Based upon the foregoing, the Court finds that the claimant failed to prove by a preponderance of the credible evidence that defendant's negligence was the proximate cause of his injuries. Accordingly, no award for damages is made and claim number 125370 is DISMISSED.

Let judgment be entered accordingly.

June 23, 2021

Albany, New York

JUDITH A. HARD

Judge of the Court of Claims


1. Unpublished decisions and selected orders of the Court of Claims are available at http://www.nyscourtofclaims.state.ny.us.

2.

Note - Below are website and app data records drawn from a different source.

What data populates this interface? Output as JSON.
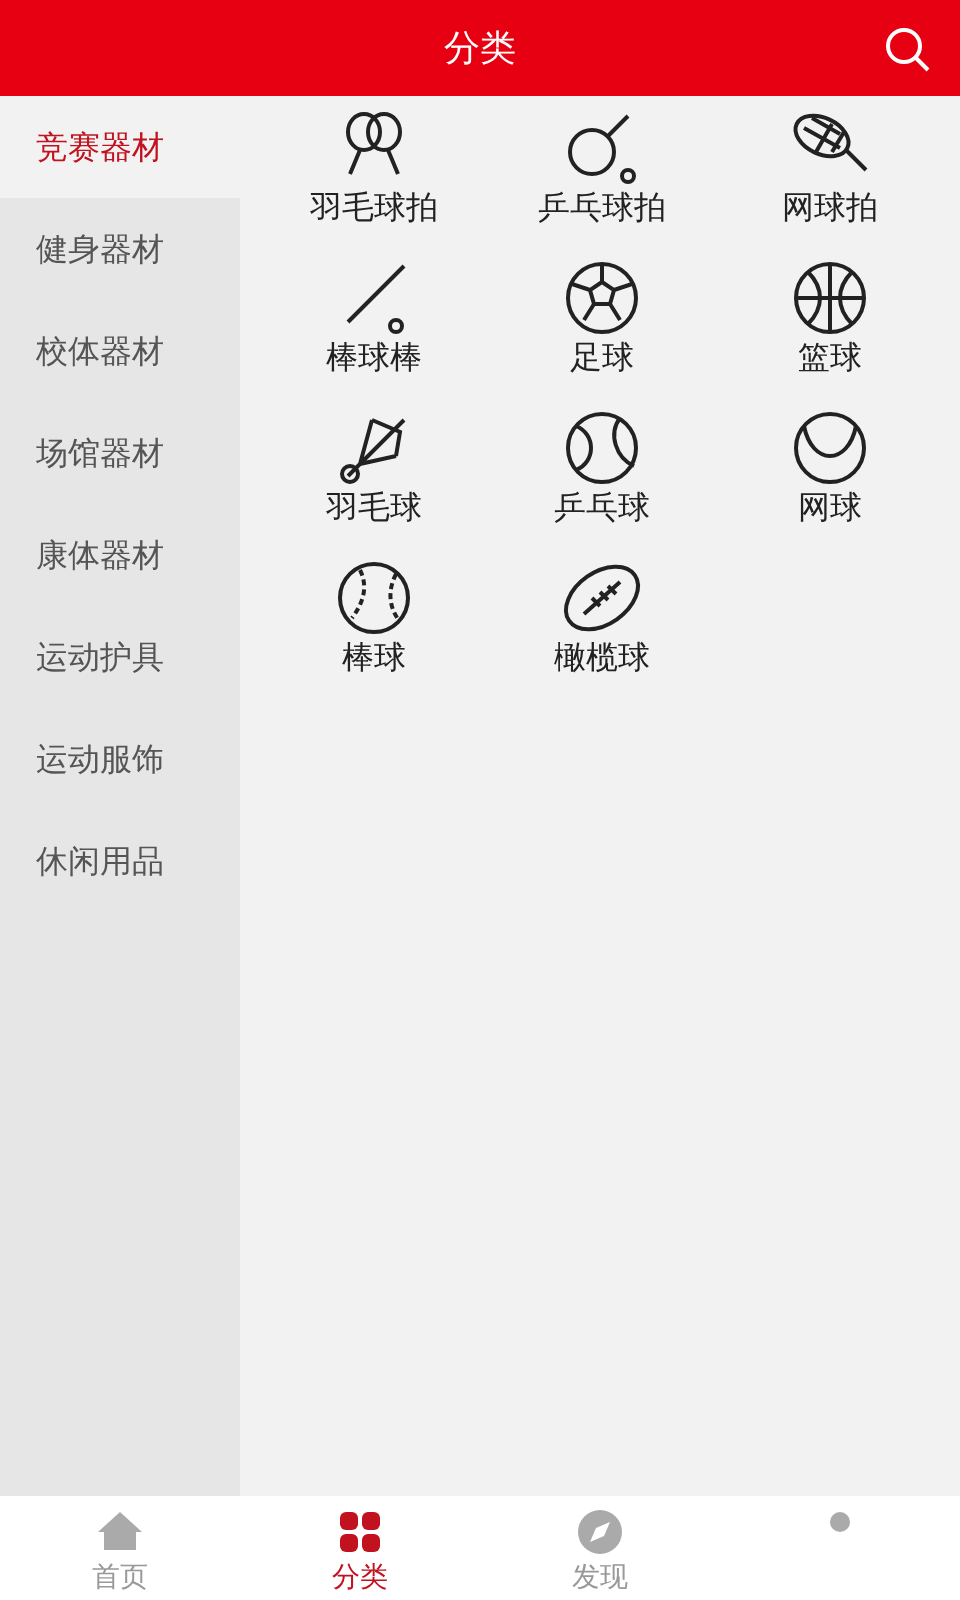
{
  "header": {
    "title": "分类"
  },
  "sidebar": {
    "items": [
      {
        "label": "竞赛器材",
        "selected": true
      },
      {
        "label": "健身器材",
        "selected": false
      },
      {
        "label": "校体器材",
        "selected": false
      },
      {
        "label": "场馆器材",
        "selected": false
      },
      {
        "label": "康体器材",
        "selected": false
      },
      {
        "label": "运动护具",
        "selected": false
      },
      {
        "label": "运动服饰",
        "selected": false
      },
      {
        "label": "休闲用品",
        "selected": false
      }
    ]
  },
  "products": [
    {
      "label": "羽毛球拍"
    },
    {
      "label": "乒乓球拍"
    },
    {
      "label": "网球拍"
    },
    {
      "label": "棒球棒"
    },
    {
      "label": "足球"
    },
    {
      "label": "篮球"
    },
    {
      "label": "羽毛球"
    },
    {
      "label": "乒乓球"
    },
    {
      "label": "网球"
    },
    {
      "label": "棒球"
    },
    {
      "label": "橄榄球"
    }
  ],
  "tab_bar": [
    {
      "label": "首页",
      "selected": false
    },
    {
      "label": "分类",
      "selected": true
    },
    {
      "label": "发现",
      "selected": false
    },
    {
      "selected": false
    }
  ]
}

References to the 11/10/20 trial transcript are indicated here as (11/10/20, T: ). References to the 12/15/20 trial transcript are indicated here as (12/15/20, T: ).

3. He testified that he recuperated and did not pursue this claim to trial or settlement (11/10/20, T:47).

4. At trial, claimant blamed his loss of memory on brain surgery, but offered no explanation as to the details of when and for what reason he underwent the surgery or how and why this brain surgery caused memory loss.

5. Dr. Eng attended Johns Hopkins University and then completed a neurosurgery residency at Upstate Medical Center (11/10/20, T:52). He then completed a fellowship specializing in tumors of the spine and brain (id. at 53).

6. Dr. Smart graduated from the medical school at the University of Michigan, completed his residency at Yale University, and completed a fellowship in sports medicine orthopedics at New England Baptist Hospital in Boston, Massachusetts (11/10/20, T:70).

7. Dr. DiChristina is a practicing, board-certified orthopedic surgeon who is licensed in the State of New York. He graduated from medical school at the SUNY Health Science Center at Syracuse and completed his internship and orthopedic surgery residency at Hamot Medical Center in Erie, Pennsylvania. He also completed fellowships in sports medicine and orthopedic trauma. He has authored several articles and given several presentations on orthopedic surgery topics.